Freshwater aquaculture in Africa is finally coming of age, but only north of our borders. A colleague recently completed a continent-wide tour of aquaculture facilities, and his findings reveal exciting developments in many countries, which suggest that Africa may at last be catching up with Asia in this regard.
Egypt stands head and shoulders above other African countries, with an annual fish production of more than 750 000t.
Given that this is a desert country with one river, and cool winter temperatures, this is testimony to its spirit of entrepreneurship, good management, skilled operators, and, of course, government support.
The country has predominantly fertilised and fed earth ponds, with some cage culture and a few recirculating systems. Government sponsorship of feed mills catalysed the industry’s success 15 years ago.
Cage culture of tilapia forms the bulk of production in many countries. Production in the thousands of tons comes from lakes Kariba (Zimbabwe and Zambia), Victoria (Uganda and Kenya), and Volta (Ghana).
These are all corporate-scale ventures, vertically integrated with their own hatcheries and processing plants, and with either their own feed mills or joint agreements with international feed companies.
Next, and most interesting, is the recent development of smaller-scale, privately owned pond or cage systems.
Nigeria’s catfish industry produces significant volumes in this way, but they are difficult to quantify as many are either backyard or small commercial ventures. With the high demand for catfish, they are successful.
Hiding in the shadow of this enterprise is an increasing interest in tilapia, with hitherto undocumented single-farm producers now producing over 1 000t of tilapia in Nigeria, and close to 3 000t in Kenya.

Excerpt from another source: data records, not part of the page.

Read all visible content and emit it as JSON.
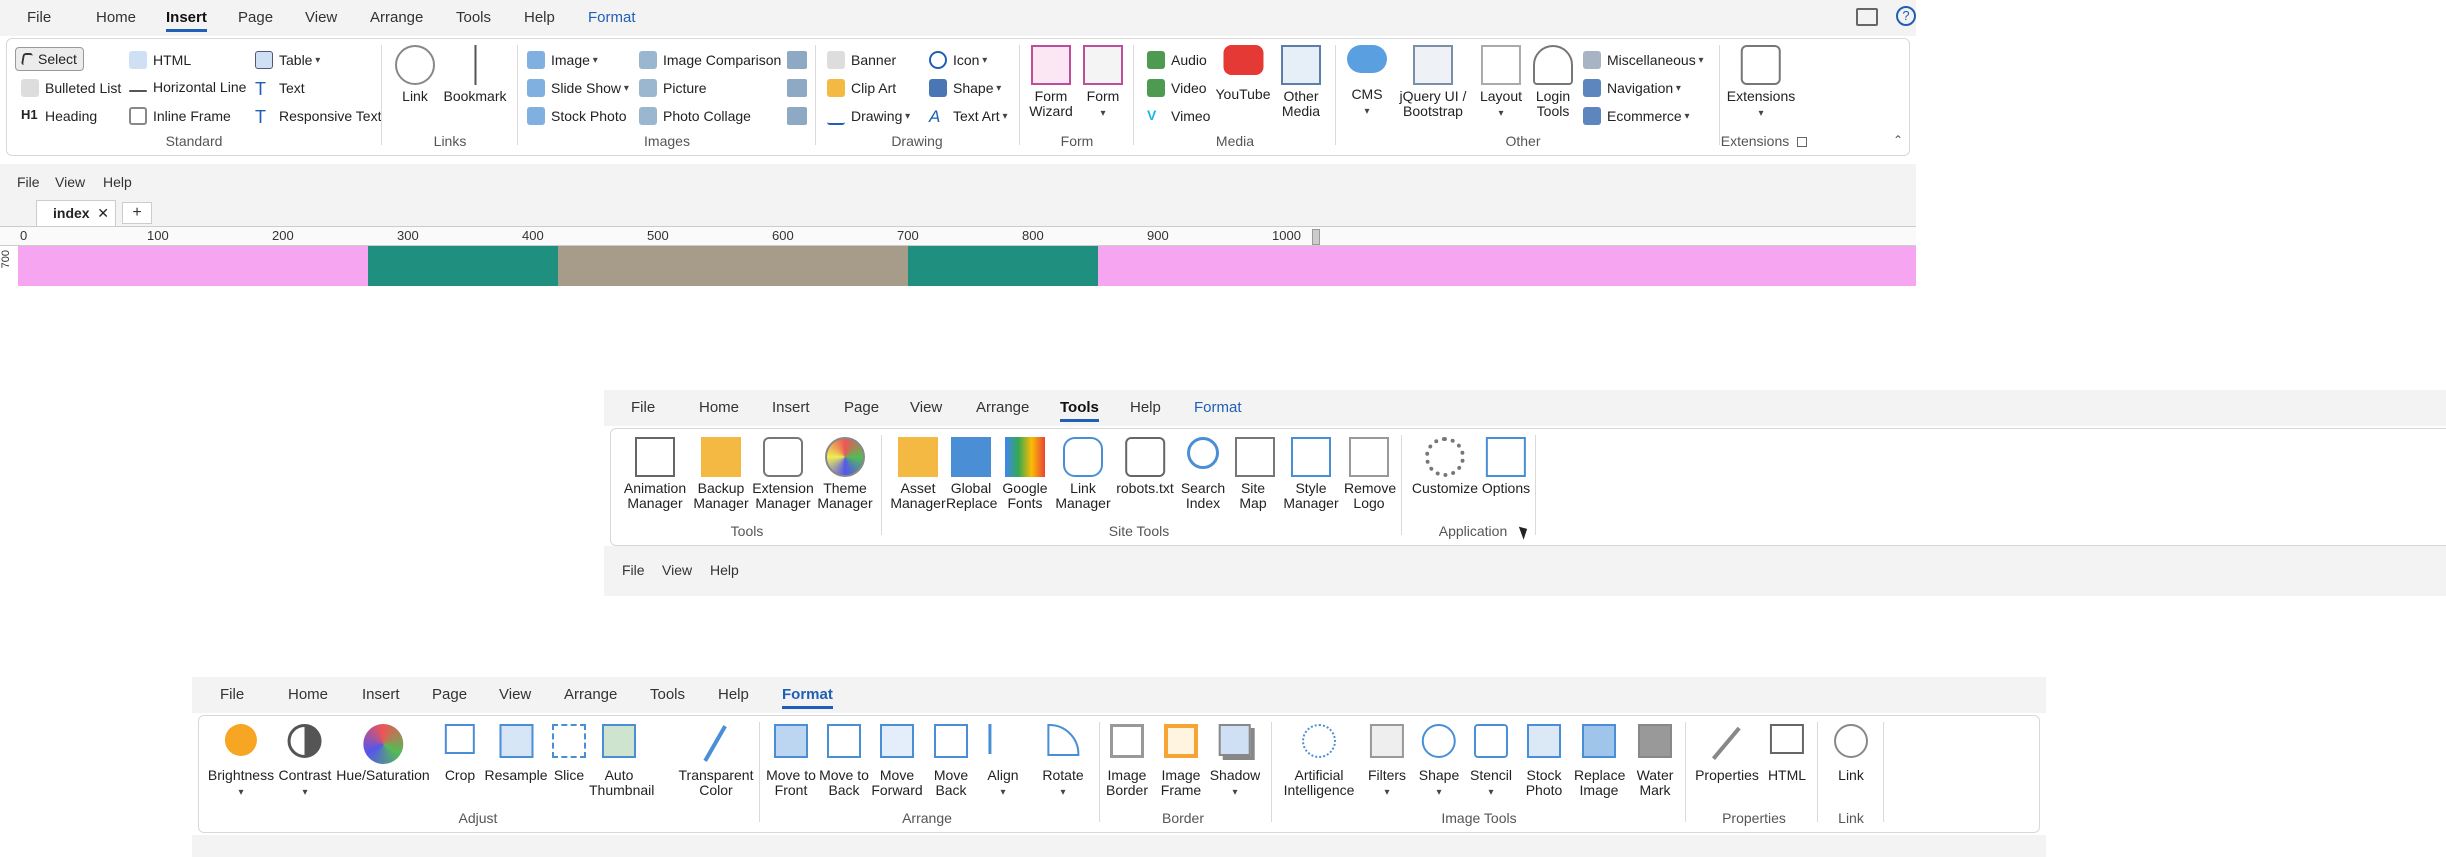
{
  "window": {
    "device_icon": "device-icon",
    "help_icon": "help-icon"
  },
  "panel1": {
    "tabs": [
      "File",
      "Home",
      "Insert",
      "Page",
      "View",
      "Arrange",
      "Tools",
      "Help",
      "Format"
    ],
    "active_tab": "Insert",
    "groups": {
      "standard": {
        "label": "Standard",
        "items": [
          "Select",
          "Bulleted List",
          "Heading",
          "HTML",
          "Horizontal Line",
          "Inline Frame",
          "Table",
          "Text",
          "Responsive Text"
        ]
      },
      "links": {
        "label": "Links",
        "items": [
          "Link",
          "Bookmark"
        ]
      },
      "images": {
        "label": "Images",
        "items": [
          "Image",
          "Slide Show",
          "Stock Photo",
          "Image Comparison",
          "Picture",
          "Photo Collage"
        ]
      },
      "drawing": {
        "label": "Drawing",
        "items": [
          "Banner",
          "Clip Art",
          "Drawing",
          "Icon",
          "Shape",
          "Text Art"
        ]
      },
      "form": {
        "label": "Form",
        "items": [
          "Form Wizard",
          "Form"
        ]
      },
      "media": {
        "label": "Media",
        "items": [
          "Audio",
          "Video",
          "Vimeo",
          "YouTube",
          "Other Media"
        ]
      },
      "other": {
        "label": "Other",
        "items": [
          "CMS",
          "jQuery UI / Bootstrap",
          "Layout",
          "Login Tools",
          "Miscellaneous",
          "Navigation",
          "Ecommerce"
        ]
      },
      "extensions": {
        "label": "Extensions",
        "items": [
          "Extensions"
        ]
      }
    },
    "menubar": [
      "File",
      "View",
      "Help"
    ],
    "doc_tab": "index",
    "new_tab": "+",
    "ruler": [
      "0",
      "100",
      "200",
      "300",
      "400",
      "500",
      "600",
      "700",
      "800",
      "900",
      "1000"
    ],
    "vruler": "700"
  },
  "panel2": {
    "tabs": [
      "File",
      "Home",
      "Insert",
      "Page",
      "View",
      "Arrange",
      "Tools",
      "Help",
      "Format"
    ],
    "active_tab": "Tools",
    "groups": {
      "tools": {
        "label": "Tools",
        "items": [
          "Animation Manager",
          "Backup Manager",
          "Extension Manager",
          "Theme Manager"
        ]
      },
      "site_tools": {
        "label": "Site Tools",
        "items": [
          "Asset Manager",
          "Global Replace",
          "Google Fonts",
          "Link Manager",
          "robots.txt",
          "Search Index",
          "Site Map",
          "Style Manager",
          "Remove Logo"
        ]
      },
      "application": {
        "label": "Application",
        "items": [
          "Customize",
          "Options"
        ]
      }
    },
    "menubar": [
      "File",
      "View",
      "Help"
    ]
  },
  "panel3": {
    "tabs": [
      "File",
      "Home",
      "Insert",
      "Page",
      "View",
      "Arrange",
      "Tools",
      "Help",
      "Format"
    ],
    "active_tab": "Format",
    "groups": {
      "adjust": {
        "label": "Adjust",
        "items": [
          "Brightness",
          "Contrast",
          "Hue/Saturation",
          "Crop",
          "Resample",
          "Slice",
          "Auto Thumbnail",
          "Transparent Color"
        ]
      },
      "arrange": {
        "label": "Arrange",
        "items": [
          "Move to Front",
          "Move to Back",
          "Move Forward",
          "Move Back",
          "Align",
          "Rotate"
        ]
      },
      "border": {
        "label": "Border",
        "items": [
          "Image Border",
          "Image Frame",
          "Shadow"
        ]
      },
      "image_tools": {
        "label": "Image Tools",
        "items": [
          "Artificial Intelligence",
          "Filters",
          "Shape",
          "Stencil",
          "Stock Photo",
          "Replace Image",
          "Water Mark"
        ]
      },
      "properties": {
        "label": "Properties",
        "items": [
          "Properties",
          "HTML"
        ]
      },
      "link": {
        "label": "Link",
        "items": [
          "Link"
        ]
      }
    }
  },
  "colors": {
    "accent": "#1f5fb5",
    "tabbar": "#f3f3f3",
    "canvas_bg": "#f6a6f0",
    "photo": "#1f8f80"
  }
}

Zambia and Uganda have numerous small- to medium-scale commercial enterprises using pond culture, with Uganda producing between 45 000t and 100 000t (depending on the data source) annually.
Zambia’s well-known Kafue Fisheries, a role model for many years, utilises piggeries adjacent to earth ponds, and finds a ready market in nearby Lusaka.
A key element is management. Where skilled management practices, often based on successful Asian techniques, are used, the success rate even in less-than-optimal climates is high. Where outdated techniques are used, as in many community or NGO-funded projects, the success rate is low.
Getting the basics right
Small-scale aquaculture in most of tropical Africa and in South Africa will move ahead only once the fundamentals are learnt by fisheries officials, and then disseminated by extension.
Unfortunately, this process is resisted for some reason, certainly in South Africa.
It takes more than a month-long visit by officials to China to develop this expertise, and working models of small-scale rural farms are sorely needed as demonstration and training centres.
Rural aquaculture needs to move away from the notorious old concept of 50m2 clear-water ponds, overstocked with thousands of mixed-sex mongrel fish, underfed and ill-managed, yet with the expectation that dozens of beneficiaries can ‘reap the rewards’ of an unlikely bounty. It isn’t going to happen.